How did Jesus hear about the death of John the Baptist? See Mat 14:12. Considering the influence of John among the multitudes of people who regarded him as a prophet, why is it significant that upon his death “they went and reported to Jesus”? I.e., what does such action indicate about the regard they had for Jesus as the one to go to when they could no longer go to John, and why in light of John’s ministry is that especially significant? Cf. Luk 1:16-17,76, 3:15-16, Joh 1:6-8,15,29-42. Why is it all the more significant in light of the type of Messiah the people were expecting, and how Jesus was not fulfilling those expectations?

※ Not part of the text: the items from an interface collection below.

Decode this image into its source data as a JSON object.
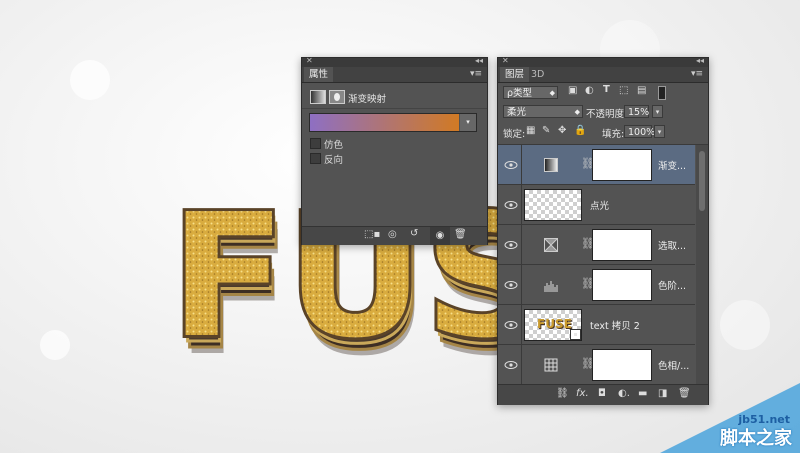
{
  "properties_panel": {
    "tab_label": "属性",
    "adjustment_title": "渐变映射",
    "gradient": {
      "start_color": "#8e6fc3",
      "end_color": "#d17a24"
    },
    "dither_label": "仿色",
    "dither_checked": false,
    "reverse_label": "反向",
    "reverse_checked": false,
    "footer_icons": [
      "clip-to-layer-icon",
      "view-previous-state-icon",
      "reset-icon",
      "visibility-icon",
      "delete-icon"
    ]
  },
  "layers_panel": {
    "tabs": [
      {
        "label": "图层",
        "active": true
      },
      {
        "label": "3D",
        "active": false
      }
    ],
    "filter": {
      "value": "ρ类型"
    },
    "blend_mode": {
      "value": "柔光"
    },
    "opacity_label": "不透明度:",
    "opacity_value": "15%",
    "lock_label": "锁定:",
    "fill_label": "填充:",
    "fill_value": "100%",
    "layers": [
      {
        "name": "渐变...",
        "icon": "gradient-map-icon",
        "selected": true
      },
      {
        "name": "点光",
        "icon": "transparent-thumb",
        "selected": false
      },
      {
        "name": "选取...",
        "icon": "selective-color-icon",
        "selected": false
      },
      {
        "name": "色阶...",
        "icon": "levels-icon",
        "selected": false
      },
      {
        "name": "text 拷贝 2",
        "icon": "text-thumb",
        "thumb_text": "FUSE",
        "selected": false
      },
      {
        "name": "色相/...",
        "icon": "hue-saturation-icon",
        "selected": false
      }
    ],
    "footer_icons": [
      "link-icon",
      "fx-icon",
      "mask-icon",
      "adjustment-icon",
      "folder-icon",
      "new-layer-icon",
      "delete-icon"
    ]
  },
  "artwork": {
    "text": "FUSE",
    "gold_color": "#d9ac3f",
    "dark_color": "#3d2e24"
  },
  "watermark": {
    "site": "jb51.net",
    "name": "脚本之家"
  }
}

What was Jesus’ reaction to the news of John’s death? See Mat 14:13a. Why do you think He responded as He did? Think: what vivid reminder would John’s death have foreshadowed in regard to His own future? In spite of Jesus being fully God, what does His reaction reveal about Him being fully human? What was the response of the multitudes when Jesus withdrew to be by Himself? See Mat 14:13b. In light of John’s popularity and recent death, why do you think that they did so? Again, what does this indicate about who the people were now especially looking to when they could no longer look to John? Consider the historical situation in which the people were in bondage to the Romans, their own political and religious rulers were corrupt, and the one man who offered them a real hope from God for standing up to the establishment and calling upon men to repent had just been beheaded. How would John’s death have demoralized the people and crushed any hope they had for deliverance from the Romans? From the Roman perspective, why was this a good thing? From God’s perspective, was all lost, or was He completely in control of the situation to accomplish His purpose in providing an even greater, true, and lasting deliverance? What insight does this give us into the wisdom of God for allowing His righteous servants and prophets to suffer and even perish? See Joh 3:30 and think: would the people have been as drawn to Jesus, who was not fulfilling their expectations in regard to the Messiah, had John remained on the scene? What does this indicate about how much higher are God’s ways than our ways? Should we ever despair, even when it seems that evil has triumphed, the righteous have perished, and there is no longer any hope of deliverance? Is it not at such dark and hopeless hours when people have exhausted all their last efforts that God is able to best demonstrate His own power and faithfulness? What events from Israel’s past does this call to mind when the people’s hopes for deliverance were crushed to despair but it was at such time that God wrought a great salvation? See Exo 5:1-21, 1Ki 17:8-16, 2Ki 4:1-7, 6:24-25,7:1-8, 18:13-19:37, etc… Was it any different during Jesus’ ministry on earth? Cf. Luk 8:40-42,49-56, Joh 11:17-21,38-44. Do you think it will be any different at His second coming? See Rev 11:1-18; cf. Dan 12:7. What hope should this give us to remain completely faithful to God, even, and perhaps especially, unto death? Cf. Rev 12:10-11.
1. “Though the cause of evil prosper, Yet the truth alone is strong; Though her portion be the scaffold, And upon the throne be wrong, Yet that scaffold sways the future, And, behind the dim unknown, Standeth God within the shadow, Keeping watch above His own.” (James Lowell, from the hymn Once to Every Man and Nation.)↩